Now the word of the LORD came to Jonah the son of Amittai, saying,…
The weaknesses, the secrete of character, as well as the possibilities of a man are discovered in life's crises. Jonah's great mission to Nineveh has revealed him to us; and who can tell how much it revealed him to himself?
I. HE WAS A MAN OF STERN TRUTHFULNESS. This book was virtually written by him. This is the testimony of antiquity; is attested by some linguistic peculiarities in the original, and by the striking details in the narrative, that only could have been known to Jonah himself. Sad and monitory is that narrative; but be it remembered that he writes it. And mark how. He conceals nothing, extenuates nothing; says the bitter worst about himself. There is no effort at explanation, no colour of apology, no relieving light, If his conduct should be a warning, let it be a warning. It is not difficult to" speak truth "to and about others. It is agreeable even to some. But to "speak truth" about one's self - there is the difficulty. Truth about one's wrongdoing, one's wrong spirit. The black truth, without any attempt at apology or explanation. Few can do it. Jonah did it. How men hide themselves from themselves! How they tone down their evil deeds! Their sin is not as other men's. Not so with Jonah. He seeks not, even covertly, mercy from the reader. Enough for him to "find mercy of the Lord.
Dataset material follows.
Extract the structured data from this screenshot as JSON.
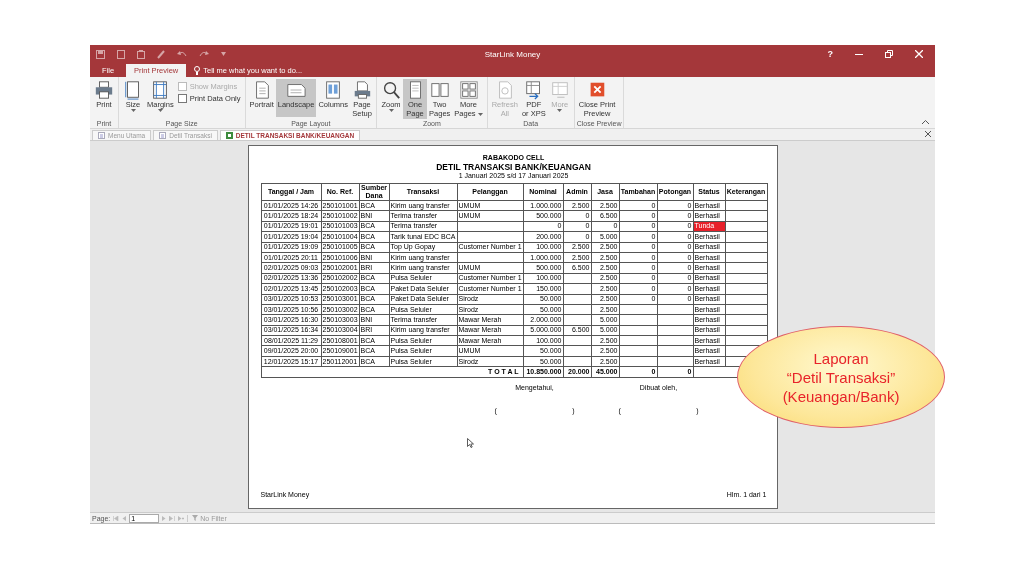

II. HE WAS A MAN OF IMAGINATION. He is ever in triumphant exaltation or despairing depression; ever in extremes. And a very little matter could remove him from one to the other. To the imaginative life has brighter lights and deeper shadows than to other men; quicker transitions, darker sorrows. Sorrows, too, are imagined that never come. Something is missed; it is deemed lost; hence vexation and annoyance. All needless; the thing is soon found. A friend is expected, is delayed; all kinds of disasters are fancied to have befallen him. Oppressive, foolish fancies! A temperament this that often hinders from action. Molehills swell into mountains, and little bushes into burly lions. That seems in some eases even to exonerate from action; men so enamoured of deeds imagined, that the deeds in reality are never done. Men sunken into mere day dreamers. Every temperament brings its own special temptation. And the imaginative, so easily gladdened or saddened, need much to pray for the peace of God." We can rest from the undue excitements and wearing vexations of imagination as we "rest in the Lord."
III. JONAH WAS A MAN OF NARROW RELIGIOUS SYMPATHIES. His selfish care for his prophetic reputation, fearing lest the preservation of the Ninevites should stigmatize him as a false prophet, made him cruel. His intense uncharitable patriotism made him long for the destruction of Nineveh, his country's enemy. Patriotism that binds us to our birthland, the scenes of memory, and of our nation's history, is well But it is sadly, terribly ill when a man thinks that he can only truly love his own country by longing for the humiliation and harm of all others. God is the God of all the nations; the gospel is for "every creature" - is to be passed on by us to those as yet unblessed by us. The story of Jonah warns us against the narrowing influence of professional and national feeling. How noble, in the comparison, is Paul, willing for Israel's sake to be "accursed," and yet the apostle of the Gentiles!
IV. JONAH WAS A MAN OF AN IRASCIBLE TEMPER. Uncorrected, it may be, in early life. Correction always comes sooner or later; better sooner than later. He was one soon angry, and who could be very angry. Not a pleasant man to live with. A complaining man, and fond of something to complain of. Fretful, dark, moody. Quick in a quarrel, and one who dared to quarrel with God's goodness. A man with a spirit of contradiction, who stood by what he said. "Did I not say so? I said it in my own country." Unlovable Jonah! A man's termperament is with him from the beginning, and abides with him, through all changes, to the end. But temper can be corrected, and become better; be uncorrected, and become worse. It is to be watched; resisted with "all prayer," if evil. Let temper, as well as cares, be carried to God. He can subdue it, curb its anger to peace, charm its darkness to cheerfulness.
V. WITH ALL HIS SIN, JONAH WAS A SERVANT OF THE LORD. The "root of the matter" was in him. We have gleams in this dark narrative of the better nature within him. Pleasant to believe that his later life (of which we have no record) was calm with a patience and beautiful with a charity unknown before; that "at the even time there was light." Here, through all time, he is seen as the great missionary-prophet, and as, of all the prophets, the great Christ-type. On earth he had much to learn - much concerning his own folly, impatience, sin; much of God's wisdom, forbearance, perfection. And now, clear from sin, is he not learning the lesson still? For
Parallel VersesKJV: Now the word of the LORD came unto Jonah the son of Amittai, saying,